  • Natures Own’s Bread
  • Kashi Go Lean Honey Almond Crunch
  • Gallon Containers of Organic Milk
  • 1/2 Gallons of Organic Chocolate Milk
  • Kids Cuisine Frozen Dinners
  • Healthy Frozen Dinners (Kashi, Smart Ones, Lean Cuising, Healthy Choice)
  • Organic Tazo Tea (green, peach)- 4 Pack
  • Motts for Tots Apple Juice
  • Pretzel Chips
  • Kettle Chips
  • Smart Water
  • Annie’s Pnutty Granola Bars
  • Skittles Blenders
  • Tootsie Roll Midgees
  • Perrier

Based on the above list and the demographic profile, here is how I would describe the 20904 Target Dept Store shopper:

1) Moms who are time-crunched and are concerned about making healthy, quick meals for their families.  

2) They spend lots of time in the car driving to work and driving their kids from point A to point B so snacks are essential

3) 20904 moms likely have the disposable income to make good food choices yet are budget-conscious and concerned about value.  

The next step in the process of understanding our marketplace is to translate our demographic profile into a persona so that we can more effectively market products and services to the 20904 marketplace.

Creating A Picture of Your Local Marketplace – Demographics

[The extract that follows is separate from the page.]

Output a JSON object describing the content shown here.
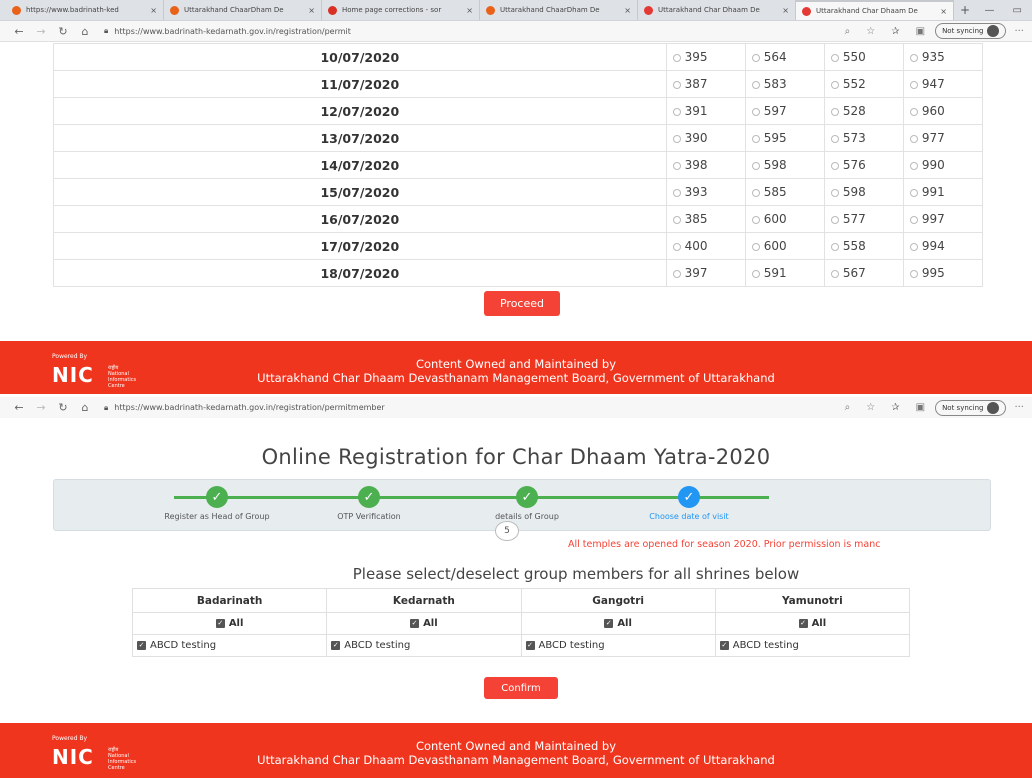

Image Credit:  Briggs Chaney-Greencastle Farmers and Artisans’ Market

To effectively grow your business footprint, you have to understand the context of the market in which you operate.  One of the small businesses that I am working with is looking to expand its presence in the Colesville, Maryland area.   In order to be most effective in its outreach methods, I suggested doing an assessment of the local area demographics and trends in zipcode 20904.  Several tools are available to find basic demographic data such as average income, race, gender.etc.  I would recommend using sites like and to compile basic stats.   Here is what we found:

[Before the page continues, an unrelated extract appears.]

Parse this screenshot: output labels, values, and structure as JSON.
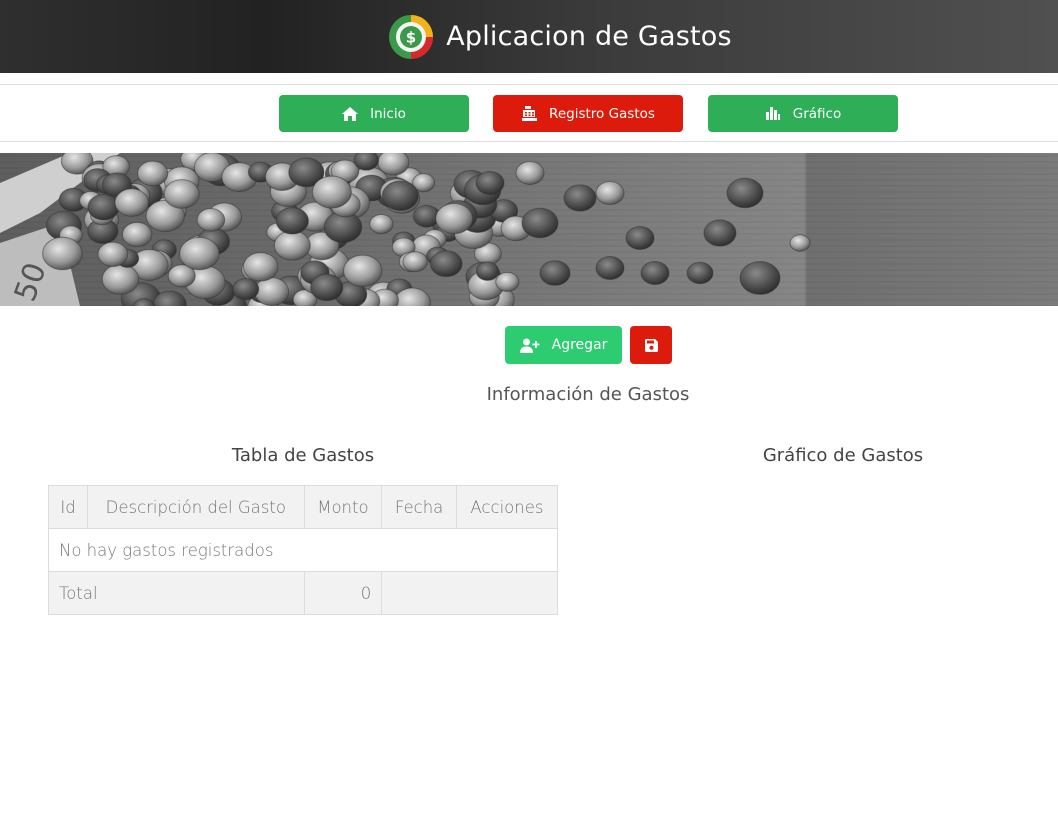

Age and Sex of Residents in zip code 20904               Zip code 20904 races chart


The small business we are working with is a fitness business targeting women 18-49.  The Colesville population fits the target quite well

  • Median age (Women):  36
  • Median HH income:  $90k per household ($20k more than the statewide Maryland average)
  • Ethnic Makeup:  Highly diverse (majority non-white)

Demographics are good starting point to creating a picture of your market but this is only the beginning.  To create a more complete picture of your marketplace, you need to understand the behavior and activities of your customer.  We will take a look at this in the next post.

The Return of Hyperlocal

How do you reach a 1 mile radius of customers?  Nothing has bedeviled marketers and small business owners more than this.   You could plaster flyers on telephone poles, put up real estate style signs on the corner or accost the public with handbills.  I’m here to tell you that these strategies are time consuming, require a lot of energy and rarely work.  It’s sort of like screaming out of car windows in traffic to find your soulmate.

In a piece from Businessweek, pundits savaged the business prospects of AOL’s Patch – a potential source of customer aggregation for small business marketers. I tend to agree that the strategy is wrong – you can’t templatize local news and community creation.  Having said that, I believe the ideal models combine technology and offline methods to supercharge word of mouth creation.  You need the impact of a street team combined with the scale of mobile platforms.

Over the coming months, we are going to delve into case studies, theories and experiments around what works and what doesn’t.  Given that I work with small businesses including my own, Fitwell Training Solutions, I’ll share real-life cases to add practicum to the theory.  I hope you’re looking forward to diving into the future of our country – the businesses that surround you within a 1 mile radius.